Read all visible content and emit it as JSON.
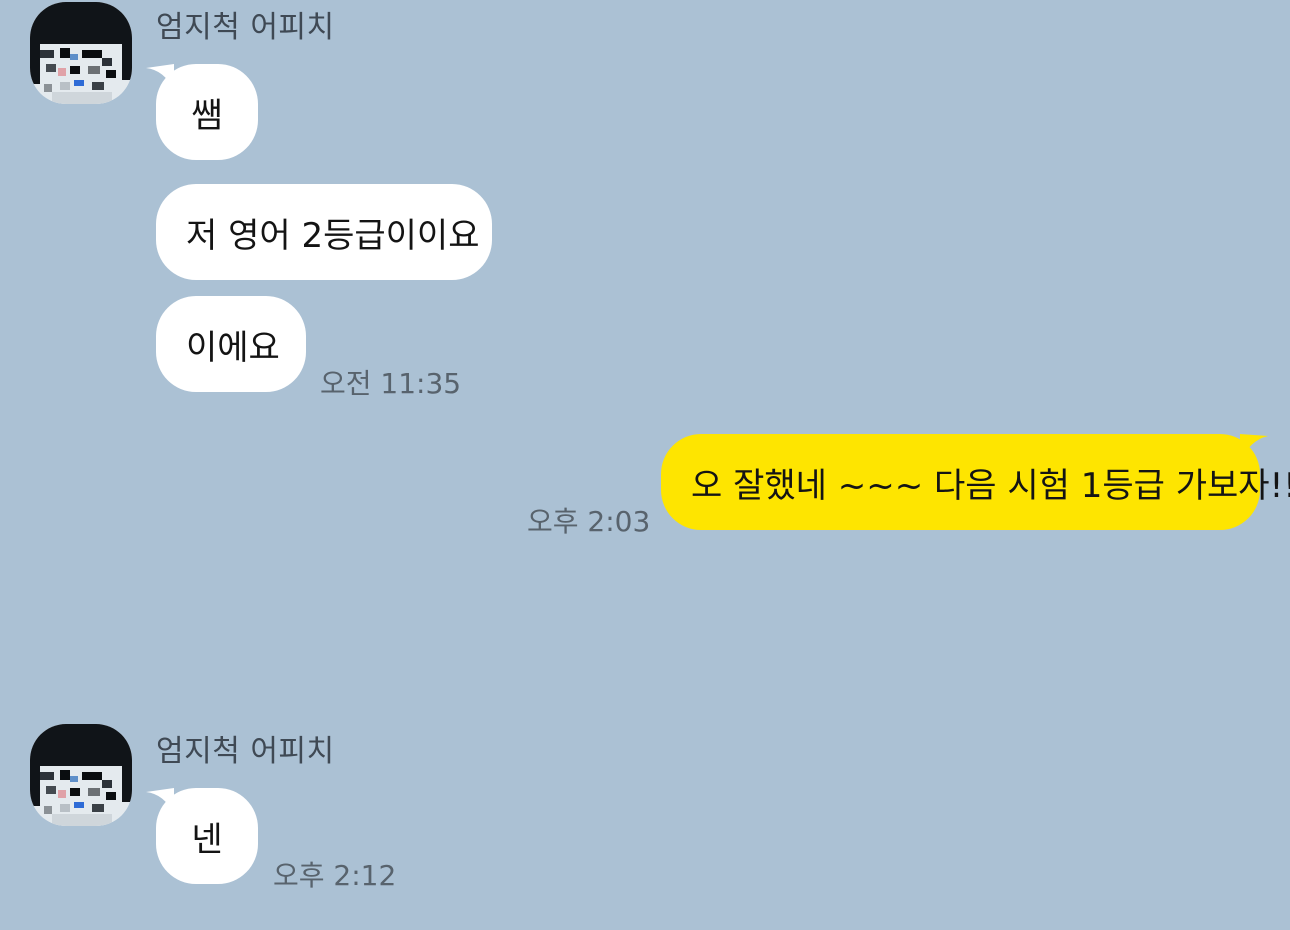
{
  "chat": {
    "groups": [
      {
        "sender": "엄지척 어피치",
        "messages": [
          "쌤",
          "저 영어 2등급이이요",
          "이에요"
        ],
        "time": "오전 11:35"
      },
      {
        "sender": "엄지척 어피치",
        "messages": [
          "넨"
        ],
        "time": "오후 2:12"
      }
    ],
    "outgoing": {
      "message": "오 잘했네 ~~~ 다음 시험 1등급 가보자!!",
      "time": "오후 2:03"
    }
  },
  "colors": {
    "background": "#abc1d4",
    "incoming_bubble": "#ffffff",
    "outgoing_bubble": "#fee500",
    "timestamp": "#58636d"
  },
  "icons": {
    "avatar": "profile-avatar-icon"
  }
}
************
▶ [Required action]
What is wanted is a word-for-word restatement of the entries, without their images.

▶ [Your solution]
Read all visible content and emit it as JSON.
{
  "chat": {
    "groups": [
      {
        "sender": "엄지척 어피치",
        "messages": [
          "쌤",
          "저 영어 2등급이이요",
          "이에요"
        ],
        "time": "오전 11:35"
      },
      {
        "sender": "엄지척 어피치",
        "messages": [
          "넨"
        ],
        "time": "오후 2:12"
      }
    ],
    "outgoing": {
      "message": "오 잘했네 ~~~ 다음 시험 1등급 가보자!!",
      "time": "오후 2:03"
    }
  },
  "colors": {
    "background": "#abc1d4",
    "incoming_bubble": "#ffffff",
    "outgoing_bubble": "#fee500",
    "timestamp": "#58636d"
  },
  "icons": {
    "avatar": "profile-avatar-icon"
  }
}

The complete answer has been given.